Justice may be blind but it is not even-handed….

On Wednesday, April 20th, the Florida Ethics Commission will publish the results for Complaint No. 15-114, In re ROBERT WEINROTH and Complaint No. 15-116,   In re GEORGE BROWN. In both these cases, the Ethics Commission found No Probable Cause and concluded these cases without action.

A very disappointing result!

Having traveled to Tallahassee to attend these proceedings, I, the Complainant, witnessed firsthand a system that, although orderly, was wrought with bias in favor of the governmental official(s) and clearly weighted against the individual bringing the complaint.

How so????

Well to begin, an individual filing a complaint is limited to the four corners of the sworn written document. The complaints, once filed, are shared with the respondents and their attorney before they, the complaints, pass an initial finding of ‘legal sufficiency’. Once ‘legal sufficiency’ is found, an investigator is assigned and an investigative report developed.

So far so good…..

Not so fast….At the Ethics Commission, blind justice seems weighted in favor of the respondents, the city officials.
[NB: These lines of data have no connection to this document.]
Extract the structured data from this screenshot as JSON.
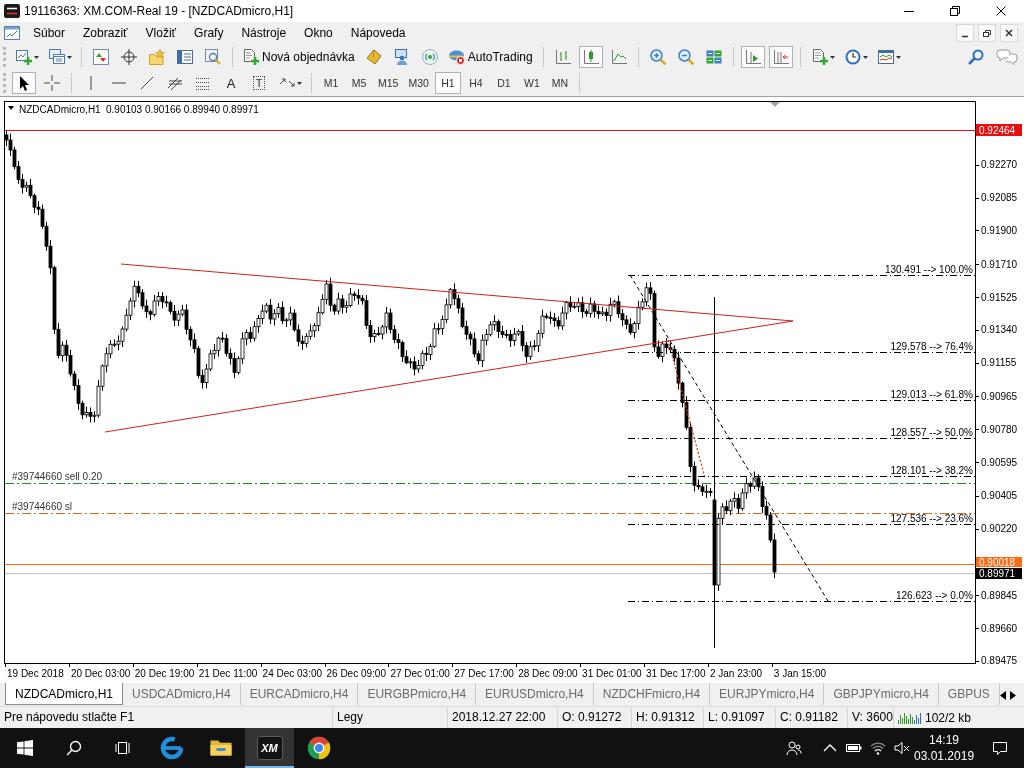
{
  "window": {
    "title": "19116363: XM.COM-Real 19 - [NZDCADmicro,H1]"
  },
  "menu": [
    "Súbor",
    "Zobraziť",
    "Vložiť",
    "Grafy",
    "Nástroje",
    "Okno",
    "Nápoveda"
  ],
  "toolbar": {
    "new_order": "Nová objednávka",
    "autotrading": "AutoTrading",
    "chart_types": [
      {
        "kind": "bars",
        "selected": false
      },
      {
        "kind": "candles",
        "selected": true
      },
      {
        "kind": "line",
        "selected": false
      }
    ],
    "view_toggles": [
      {
        "kind": "autoscroll",
        "on": true
      },
      {
        "kind": "chart-shift",
        "on": true
      }
    ]
  },
  "drawing_toolbar": {
    "tools": [
      {
        "kind": "cursor",
        "selected": true
      },
      {
        "kind": "crosshair",
        "selected": false
      },
      {
        "kind": "vertical-line",
        "selected": false
      },
      {
        "kind": "horizontal-line",
        "selected": false
      },
      {
        "kind": "trendline",
        "selected": false
      },
      {
        "kind": "fibo-fan",
        "selected": false
      },
      {
        "kind": "fibo-levels",
        "selected": false
      },
      {
        "kind": "text",
        "label": "A",
        "selected": false
      },
      {
        "kind": "text-label",
        "label": "T",
        "selected": false
      },
      {
        "kind": "arrows",
        "selected": false
      }
    ],
    "timeframes": [
      {
        "label": "M1",
        "selected": false
      },
      {
        "label": "M5",
        "selected": false
      },
      {
        "label": "M15",
        "selected": false
      },
      {
        "label": "M30",
        "selected": false
      },
      {
        "label": "H1",
        "selected": true
      },
      {
        "label": "H4",
        "selected": false
      },
      {
        "label": "D1",
        "selected": false
      },
      {
        "label": "W1",
        "selected": false
      },
      {
        "label": "MN",
        "selected": false
      }
    ]
  },
  "chart": {
    "symbol": "NZDCADmicro,H1",
    "ohlc": "0.90103 0.90166 0.89940 0.89971",
    "price_ticks": [
      "0.92270",
      "0.92085",
      "0.91900",
      "0.91710",
      "0.91525",
      "0.91340",
      "0.91155",
      "0.90965",
      "0.90780",
      "0.90595",
      "0.90405",
      "0.90220",
      "0.89845",
      "0.89660",
      "0.89475"
    ],
    "time_labels": [
      "19 Dec 2018",
      "20 Dec 03:00",
      "20 Dec 19:00",
      "21 Dec 11:00",
      "24 Dec 03:00",
      "26 Dec 09:00",
      "27 Dec 01:00",
      "27 Dec 17:00",
      "28 Dec 09:00",
      "31 Dec 01:00",
      "31 Dec 17:00",
      "2 Jan 23:00",
      "3 Jan 15:00"
    ],
    "price_tags": [
      {
        "kind": "line",
        "price": "0.92464",
        "color": "#e81010"
      },
      {
        "kind": "ask",
        "price": "0.90018",
        "color": "#ff6a13"
      },
      {
        "kind": "bid",
        "price": "0.89971",
        "color": "#000000"
      }
    ],
    "orders": [
      {
        "label": "#39744660 sell 0.20",
        "color": "#1f8a1f"
      },
      {
        "label": "#39744660 sl",
        "color": "#d2691e"
      }
    ],
    "fibonacci": [
      "130.491 --> 100.0%",
      "129.578 --> 76.4%",
      "129.013 --> 61.8%",
      "128.557 --> 50.0%",
      "128.101 --> 38.2%",
      "127.536 --> 23.6%",
      "126.623 --> 0.0%"
    ]
  },
  "tabs": [
    {
      "label": "NZDCADmicro,H1",
      "selected": true
    },
    {
      "label": "USDCADmicro,H4",
      "selected": false
    },
    {
      "label": "EURCADmicro,H4",
      "selected": false
    },
    {
      "label": "EURGBPmicro,H4",
      "selected": false
    },
    {
      "label": "EURUSDmicro,H4",
      "selected": false
    },
    {
      "label": "NZDCHFmicro,H4",
      "selected": false
    },
    {
      "label": "EURJPYmicro,H4",
      "selected": false
    },
    {
      "label": "GBPJPYmicro,H4",
      "selected": false
    },
    {
      "label": "GBPUS",
      "selected": false
    }
  ],
  "status_bar": {
    "help": "Pre nápovedu stlačte F1",
    "profile": "Legy",
    "time": "2018.12.27 22:00",
    "open": "O: 0.91272",
    "high": "H: 0.91312",
    "low": "L: 0.91097",
    "close": "C: 0.91182",
    "volume": "V: 3600",
    "traffic": "102/2 kb"
  },
  "taskbar": {
    "apps": [
      {
        "kind": "edge",
        "selected": false
      },
      {
        "kind": "explorer",
        "selected": false
      },
      {
        "kind": "xm",
        "label": "XM",
        "selected": true
      },
      {
        "kind": "chrome",
        "selected": false
      }
    ],
    "time": "14:19",
    "date": "03.01.2019"
  }
}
During the investigation, both the respondents and the complainant are interviewed by the investigator with a report generated to the Commission Advocate; the staff attorney assigned responsibility for the case.
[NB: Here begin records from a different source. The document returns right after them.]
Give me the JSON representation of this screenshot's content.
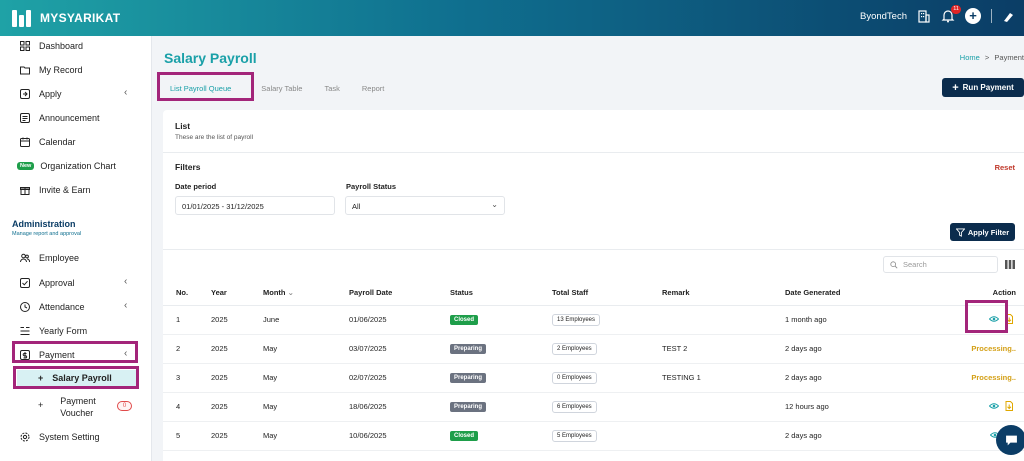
{
  "app": {
    "name": "MYSYARIKAT",
    "company": "ByondTech",
    "notification_count": "11"
  },
  "sidebar": {
    "items": [
      {
        "label": "Dashboard"
      },
      {
        "label": "My Record"
      },
      {
        "label": "Apply"
      },
      {
        "label": "Announcement"
      },
      {
        "label": "Calendar"
      },
      {
        "label": "Organization Chart",
        "badge": "New"
      },
      {
        "label": "Invite & Earn"
      }
    ],
    "section": {
      "title": "Administration",
      "subtitle": "Manage report and approval"
    },
    "admin_items": [
      {
        "label": "Employee"
      },
      {
        "label": "Approval"
      },
      {
        "label": "Attendance"
      },
      {
        "label": "Yearly Form"
      },
      {
        "label": "Payment"
      }
    ],
    "sub_items": [
      {
        "label": "Salary Payroll"
      },
      {
        "label": "Payment Voucher",
        "label_line1": "Payment",
        "label_line2": "Voucher",
        "badge": "0"
      }
    ],
    "footer_item": {
      "label": "System Setting"
    }
  },
  "page": {
    "title": "Salary Payroll",
    "breadcrumb": {
      "home": "Home",
      "sep": ">",
      "current": "Payment"
    },
    "tabs": [
      "List Payroll Queue",
      "Salary Table",
      "Task",
      "Report"
    ],
    "run_button": "Run Payment"
  },
  "card": {
    "title": "List",
    "subtitle": "These are the list of payroll",
    "filters_title": "Filters",
    "reset": "Reset",
    "date_label": "Date period",
    "date_value": "01/01/2025 - 31/12/2025",
    "status_label": "Payroll Status",
    "status_value": "All",
    "apply_button": "Apply Filter",
    "search_placeholder": "Search"
  },
  "table": {
    "headers": [
      "No.",
      "Year",
      "Month",
      "Payroll Date",
      "Status",
      "Total Staff",
      "Remark",
      "Date Generated",
      "Action"
    ],
    "rows": [
      {
        "no": "1",
        "year": "2025",
        "month": "June",
        "date": "01/06/2025",
        "status": "Closed",
        "staff": "13 Employees",
        "remark": "",
        "generated": "1 month ago",
        "action": "icons"
      },
      {
        "no": "2",
        "year": "2025",
        "month": "May",
        "date": "03/07/2025",
        "status": "Preparing",
        "staff": "2 Employees",
        "remark": "TEST 2",
        "generated": "2 days ago",
        "action": "Processing.."
      },
      {
        "no": "3",
        "year": "2025",
        "month": "May",
        "date": "02/07/2025",
        "status": "Preparing",
        "staff": "0 Employees",
        "remark": "TESTING 1",
        "generated": "2 days ago",
        "action": "Processing.."
      },
      {
        "no": "4",
        "year": "2025",
        "month": "May",
        "date": "18/06/2025",
        "status": "Preparing",
        "staff": "6 Employees",
        "remark": "",
        "generated": "12 hours ago",
        "action": "icons"
      },
      {
        "no": "5",
        "year": "2025",
        "month": "May",
        "date": "10/06/2025",
        "status": "Closed",
        "staff": "5 Employees",
        "remark": "",
        "generated": "2 days ago",
        "action": "icons"
      }
    ]
  },
  "colors": {
    "accent": "#1aa0a8",
    "navy": "#0b2c4d",
    "highlight": "#a3257a",
    "closed": "#1e9e4a",
    "preparing": "#6b7280",
    "processing": "#d4a017"
  }
}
No further interaction is allowed the Complainant. No other opportunity is afforded the Complainant for review of the investigator’s findings or for discussion on the legal merits of the case with the Advocate. The attorney for the Respondents, however, is allowed considerable interaction in advance of the Probable Cause Determination with the staff and with the Advocate assigned the case. Respondents’ counsel files a response to the complaint but this response is not shared with the Complainant. Counsel is also afforded access to the Commission Advocate in advance of the Probable Cause hearing, again, an opportunity not provided to the Complainant.

These inequities, in and of themselves, reek with unfairness in the preparation of and presentation to the Ethics Commission; a circumstance that this Complainant was unaware of…shame on me….

More egregious, however, is that under the current rules governing Ethics Commission proceeding, even when the Complainant chooses to travel to Tallahassee and be present at the hearing, the Complainant has no voice; no opportunity to speak directly to the Commission. Yet, the Respondents’, through counsel, is afforded the opportunity to speak to the Commission directly; a final opportunity to clarify their case, respond to inquiry from individual members, and, perhaps, influence the final thinking of the body. An actual bias truly leaving me, the Complainant disillusioned and with an overwhelming feeling of impotence.

Why?

Well to begin, not having equal opportunity to speak with the Advocate in advance of the hearing allowed oversights in the Advocate’s presentation to proceed unaddressed.

It is not my intent to challenge the Commission’s decisions in these matters but rather to say that if, I, as the Complainant, were afforded the opportunity to speak on an equal basis as was Respondents’ counsel and the Advocate, my input may have presented additional clarity to the issues and a better response to Commissioners’ questions from the dais; an opportunity that may have swayed the determinations differently.   This experience in attending the Probable Cause Determination with such a silence imposed upon me, the Complainant, was extremely deafening and fundamentally unfair; the right to a ‘full and fair hearing’ is essential for all sides of any legal arguments.

One worthwhile outcome from this aggrieved experience was the comments made by the Commission’s Vice Chairman that although he would vote for a finding of no probable cause, he stated on the record that the underlying circumstances leading to this hearing, were direct results of “bad government” at the local level and offered as an admonition that remedy resides properly with the local residents at the ballot box. I concur….voting out elected officials that act so badly is the one best action available to remedy this and other complained of situations at the local level.

As an aside, in the Commission’s public session that day in advance of the Weinroth and Brown hearings, the Commission took up the direct question of whether to amend procedure to allow participation by Complainant at the Probable Cause Determination….

After some discussion, a divided Commission motioned to table the item until the next Commission meeting in six weeks so staff may look at ways to address this fundamental unfairness.

I, as a public advocate for fairness within these types of proceedings and now with firsthand experience to speak will be in attendance at that hearing to again advocate for not removing the blindfold from lady justice but, rather, for removing the weighted bias currently making these proceeding fundamentally unfair.

Al Zucaro

cc: Governor Rick Scott; Attorney General Pam Bondi; all members of the Commission on Ethics;